The blog quickly built a fan base, which caught the attention of toy manufacturers Hasbro and Mattel and led to toy package artwork.

Robert says, “There are a lot of revisions in toy product illustration, which is very different from comics where you just want to meet the deadline.”

And unlike comics, there are no artist credits on toy package art. Robert has worked on more than 40 package art illustrations—including NERF, Star Wars: Black Series action figures, Marvel Legends, and many others—and says it has been a wonderful experience.

In addition to toy package art, Robert is a freelance illustrator for Playful Studios video games, RPG and board games for Renegade Game Studios LLC and other comic publishers.

“The last few years since beginning work at SCAD, I have spent more time doing concept art for video games and art for board games as that can fit into my schedule better,” he says.

Back to SCAD

While busy as a working artist, Robert also developed curriculum and taught online art courses for Comics Experience for seven years. When SCAD reached out to offer him a teaching position, Robert says it was an opportunity to achieve his longtime career goal to teach at the university level. While he and his family were living in Springfield, Illinois, and “fully expected to stay there forever,” he accepted the position and in January 2018 they moved to Guyton.

Robert is in the Sequential Art Department at SCAD, teaching comics, storyboards and concept art. He says his professional experiences make him a better professor.

“It is a great teaching environment and my experiences in comic, package, and video art mean I can teach my students the differences in my industry. I can teach the art and also the pitfalls so it’s helpful for students.”

“I am living my dream to be able to work in my industry and also pay it forward by following my students and helping them all the way through,” he says. “Stephen Sholty, is a SCAD student that I worked with and taught sequential classes both in Savannah and in the SCAD Lacoste Campus in France in 2019. He graduated later that year and we worked on refining his portfolio, character design and 3d modeling, which landed him a full time job designing toys for Hasbro on their Marvel Super Heroes and Dungeons and Dragons figures. It’s very cool when it all comes full circle.”

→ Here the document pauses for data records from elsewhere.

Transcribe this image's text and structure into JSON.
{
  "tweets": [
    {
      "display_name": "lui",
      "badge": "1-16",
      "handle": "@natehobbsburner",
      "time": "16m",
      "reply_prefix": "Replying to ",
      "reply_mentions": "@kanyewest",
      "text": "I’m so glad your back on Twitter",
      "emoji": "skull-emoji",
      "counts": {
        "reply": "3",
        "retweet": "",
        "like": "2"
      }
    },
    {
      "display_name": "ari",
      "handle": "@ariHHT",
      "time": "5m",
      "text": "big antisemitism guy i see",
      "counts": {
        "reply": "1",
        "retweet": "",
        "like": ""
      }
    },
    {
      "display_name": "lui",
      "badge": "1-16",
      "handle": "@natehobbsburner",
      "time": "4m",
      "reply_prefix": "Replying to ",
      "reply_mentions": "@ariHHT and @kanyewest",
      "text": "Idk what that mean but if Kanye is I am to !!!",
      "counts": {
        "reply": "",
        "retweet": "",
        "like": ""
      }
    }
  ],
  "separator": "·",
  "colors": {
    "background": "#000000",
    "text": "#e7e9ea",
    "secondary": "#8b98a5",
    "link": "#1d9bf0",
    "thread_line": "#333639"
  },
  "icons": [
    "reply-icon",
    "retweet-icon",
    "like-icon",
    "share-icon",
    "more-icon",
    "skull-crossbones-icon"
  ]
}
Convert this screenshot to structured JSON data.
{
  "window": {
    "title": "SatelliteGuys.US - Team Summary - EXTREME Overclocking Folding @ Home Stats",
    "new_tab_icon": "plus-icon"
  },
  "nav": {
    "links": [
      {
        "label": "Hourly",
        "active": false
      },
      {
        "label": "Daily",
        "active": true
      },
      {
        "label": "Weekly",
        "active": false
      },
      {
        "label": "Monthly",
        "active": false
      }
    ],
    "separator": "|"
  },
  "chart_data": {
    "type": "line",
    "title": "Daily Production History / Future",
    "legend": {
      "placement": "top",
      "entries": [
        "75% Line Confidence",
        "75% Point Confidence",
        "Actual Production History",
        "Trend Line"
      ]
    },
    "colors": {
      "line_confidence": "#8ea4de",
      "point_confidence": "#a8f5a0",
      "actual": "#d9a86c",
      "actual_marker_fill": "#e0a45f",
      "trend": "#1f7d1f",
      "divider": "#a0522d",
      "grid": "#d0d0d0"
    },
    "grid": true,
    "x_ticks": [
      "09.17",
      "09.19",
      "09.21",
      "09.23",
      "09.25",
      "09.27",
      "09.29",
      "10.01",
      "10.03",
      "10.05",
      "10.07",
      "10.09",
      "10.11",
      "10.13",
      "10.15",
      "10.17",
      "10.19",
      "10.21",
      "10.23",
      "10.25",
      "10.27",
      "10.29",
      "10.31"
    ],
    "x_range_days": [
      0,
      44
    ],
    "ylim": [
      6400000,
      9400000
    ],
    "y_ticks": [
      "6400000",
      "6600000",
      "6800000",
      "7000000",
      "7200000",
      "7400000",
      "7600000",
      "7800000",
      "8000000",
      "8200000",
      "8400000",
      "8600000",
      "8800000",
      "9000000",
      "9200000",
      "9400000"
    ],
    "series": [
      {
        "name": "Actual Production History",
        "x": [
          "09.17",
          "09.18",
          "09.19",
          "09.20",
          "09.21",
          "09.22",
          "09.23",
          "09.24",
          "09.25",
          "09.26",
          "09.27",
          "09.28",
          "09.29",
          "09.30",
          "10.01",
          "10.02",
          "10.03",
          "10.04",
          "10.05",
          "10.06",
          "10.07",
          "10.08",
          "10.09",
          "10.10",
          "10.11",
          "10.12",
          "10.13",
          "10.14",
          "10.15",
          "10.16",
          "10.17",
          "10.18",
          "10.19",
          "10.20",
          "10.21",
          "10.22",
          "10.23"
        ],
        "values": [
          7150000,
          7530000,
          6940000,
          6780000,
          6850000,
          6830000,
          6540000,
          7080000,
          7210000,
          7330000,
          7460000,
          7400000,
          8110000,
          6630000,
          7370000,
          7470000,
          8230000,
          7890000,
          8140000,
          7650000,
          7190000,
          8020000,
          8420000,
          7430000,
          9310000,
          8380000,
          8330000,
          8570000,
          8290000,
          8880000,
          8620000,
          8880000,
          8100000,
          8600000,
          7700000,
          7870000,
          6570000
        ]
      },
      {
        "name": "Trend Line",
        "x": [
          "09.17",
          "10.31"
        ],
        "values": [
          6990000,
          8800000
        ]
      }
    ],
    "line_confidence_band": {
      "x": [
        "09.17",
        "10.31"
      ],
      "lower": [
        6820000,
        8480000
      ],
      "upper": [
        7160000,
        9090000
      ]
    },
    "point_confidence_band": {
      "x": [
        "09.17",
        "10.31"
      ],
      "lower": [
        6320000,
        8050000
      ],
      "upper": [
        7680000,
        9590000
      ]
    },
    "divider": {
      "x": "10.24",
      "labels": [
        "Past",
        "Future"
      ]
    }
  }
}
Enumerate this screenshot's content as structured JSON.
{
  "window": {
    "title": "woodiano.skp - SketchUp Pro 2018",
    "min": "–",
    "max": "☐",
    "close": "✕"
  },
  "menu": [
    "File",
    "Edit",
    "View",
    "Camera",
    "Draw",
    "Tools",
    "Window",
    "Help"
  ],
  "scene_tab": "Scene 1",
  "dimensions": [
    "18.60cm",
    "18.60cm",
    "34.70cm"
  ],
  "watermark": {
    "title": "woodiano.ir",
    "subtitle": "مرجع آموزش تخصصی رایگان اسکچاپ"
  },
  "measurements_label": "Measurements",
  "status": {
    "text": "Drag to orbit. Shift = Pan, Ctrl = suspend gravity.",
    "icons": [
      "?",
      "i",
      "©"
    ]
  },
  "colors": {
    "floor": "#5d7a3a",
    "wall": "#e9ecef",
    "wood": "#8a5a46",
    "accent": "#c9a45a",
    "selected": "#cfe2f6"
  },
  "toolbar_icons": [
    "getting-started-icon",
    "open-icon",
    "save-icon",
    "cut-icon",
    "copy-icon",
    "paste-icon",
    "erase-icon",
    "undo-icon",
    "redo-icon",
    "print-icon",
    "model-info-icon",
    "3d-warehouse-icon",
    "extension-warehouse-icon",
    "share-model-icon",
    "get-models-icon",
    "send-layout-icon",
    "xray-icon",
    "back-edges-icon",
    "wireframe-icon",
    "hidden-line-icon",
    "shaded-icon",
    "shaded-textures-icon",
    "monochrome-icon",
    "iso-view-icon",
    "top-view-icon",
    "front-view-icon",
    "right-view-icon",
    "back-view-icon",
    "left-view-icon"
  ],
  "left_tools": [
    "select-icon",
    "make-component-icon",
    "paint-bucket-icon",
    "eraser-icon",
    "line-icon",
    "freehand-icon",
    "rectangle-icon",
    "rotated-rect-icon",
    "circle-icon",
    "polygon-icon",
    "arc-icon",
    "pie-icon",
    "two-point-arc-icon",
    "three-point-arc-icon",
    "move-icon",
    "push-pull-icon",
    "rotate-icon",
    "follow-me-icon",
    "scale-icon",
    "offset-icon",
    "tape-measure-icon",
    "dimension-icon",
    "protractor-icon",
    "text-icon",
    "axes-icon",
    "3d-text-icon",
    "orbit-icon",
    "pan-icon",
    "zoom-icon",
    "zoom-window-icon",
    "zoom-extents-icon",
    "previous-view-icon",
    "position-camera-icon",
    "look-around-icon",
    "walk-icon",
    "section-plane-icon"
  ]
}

Faith & Family

Robert also serves as Bishop of the Church of Jesus Christ of Latter-day Saints, which meets at 903 Fort Howard Rd. in Rincon. The role is a non-paid position with the church, it’s all lay clergy—meaning it runs on service.

“It wasn’t a position I applied for or asked to do, I was brought in by our Stake President, or regional leadership, and asked to serve,” he says. “I’ve served as a counselor in three previous Bishoprics and now for two years as the Bishop here.” Robert stresses, “It’s not just me, I also have a lot of help in our church.”

He says when people are going through hard times, he tries to be a sounding board and a resource to give spiritual guidance and counsel whenever possible. He says, ”I want people to know you are not alone, you always have a Savior and a heavenly Father who loves you and who you can rely on.”

He and his wife Laura—a teacher at Sandhill Elementary School—have two teenage children, Connor and Emma. The family loves living in the Savannah area and enjoys being outdoors and exploring the state parks. As busy as they are, Robert says, “We are dedicated to eating dinner every night at our table as a family. It helps keep our family close and our children know we are there for them.”

Between art, teaching, faith and family, “Needless to say, I wear a lot of hats, but all of them are very fulfilling and teach me new insights into life each day.”